U.S. Steel Hour of Mystery is a cornucopia stuffed with all that is good about vintage radio dramas. You get the ominous strains of organ at the beginning and the solemn reminder that U.S. Steel is a part of your lives every day. The broadcast is full of high-quality adaptations of books, plays and movies by well-known authors brought to life by A-list radio greats.
The noteworthy series ran from from June 9-Sept. 1, 1946, a Summer replacement for Theatre Guild on the Air. Its budget was reported at $12,000 and one can see where the money went.
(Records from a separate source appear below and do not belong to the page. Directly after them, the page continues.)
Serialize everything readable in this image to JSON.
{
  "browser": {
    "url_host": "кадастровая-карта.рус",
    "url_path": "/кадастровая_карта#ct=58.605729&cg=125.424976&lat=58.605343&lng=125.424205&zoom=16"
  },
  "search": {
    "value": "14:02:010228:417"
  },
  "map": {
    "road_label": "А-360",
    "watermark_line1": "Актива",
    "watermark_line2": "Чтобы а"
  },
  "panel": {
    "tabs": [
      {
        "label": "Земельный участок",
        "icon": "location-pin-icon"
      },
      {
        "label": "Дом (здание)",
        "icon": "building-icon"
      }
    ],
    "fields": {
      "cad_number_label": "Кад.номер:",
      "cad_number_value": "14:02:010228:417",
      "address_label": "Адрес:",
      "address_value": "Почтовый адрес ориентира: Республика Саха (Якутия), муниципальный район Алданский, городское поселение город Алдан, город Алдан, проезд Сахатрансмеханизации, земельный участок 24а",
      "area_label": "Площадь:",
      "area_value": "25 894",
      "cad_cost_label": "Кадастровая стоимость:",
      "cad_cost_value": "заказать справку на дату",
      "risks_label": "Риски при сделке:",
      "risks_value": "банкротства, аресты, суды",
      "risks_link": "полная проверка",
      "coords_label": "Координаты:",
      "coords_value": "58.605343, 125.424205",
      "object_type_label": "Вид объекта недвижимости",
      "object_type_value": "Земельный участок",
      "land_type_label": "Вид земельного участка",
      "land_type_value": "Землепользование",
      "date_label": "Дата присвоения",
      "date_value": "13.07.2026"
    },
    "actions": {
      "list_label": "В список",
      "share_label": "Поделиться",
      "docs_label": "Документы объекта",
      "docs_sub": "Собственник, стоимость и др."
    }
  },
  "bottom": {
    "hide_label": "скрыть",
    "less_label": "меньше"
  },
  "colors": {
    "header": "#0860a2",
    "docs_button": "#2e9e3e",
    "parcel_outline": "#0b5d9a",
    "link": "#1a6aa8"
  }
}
Like a chef buying fine cuts of meat and organic produce, the show's producers assembled high-quality scripts and high-quality actors.
In just thirteen episodes Hour of Mystery adapted stories from such heavyweights as Dashiell Hammett, Erle Stanley Gardner, and Alfred Hitchcock.
But the list of actors may be more impressive, bearing such legends as Frank Sinatra ("Turn on the Heat," 6-23-46), Laurence Olivier ("Journey Into Fear," 6-9-46), Ralph Bellamy ("The Glass Key," 7-7-46), Roger Pryor, Fred Allen, and William Holden. The four recordings in this collection are the only known radio episodes still to be in existence.
ABC, who ran the radio series, televised a version of it from 1953-1955. The series then went to NBC and aired until 1962.
While the series consisted of mysteries and suspense thrillers, one episode, "Rip Van Winkle," featured self-referential comedy and made it clear it was not based on the story by Washington Irving. Instead, it went through rewrites during the course of the broadcast and presented satire of both showbiz and society at large.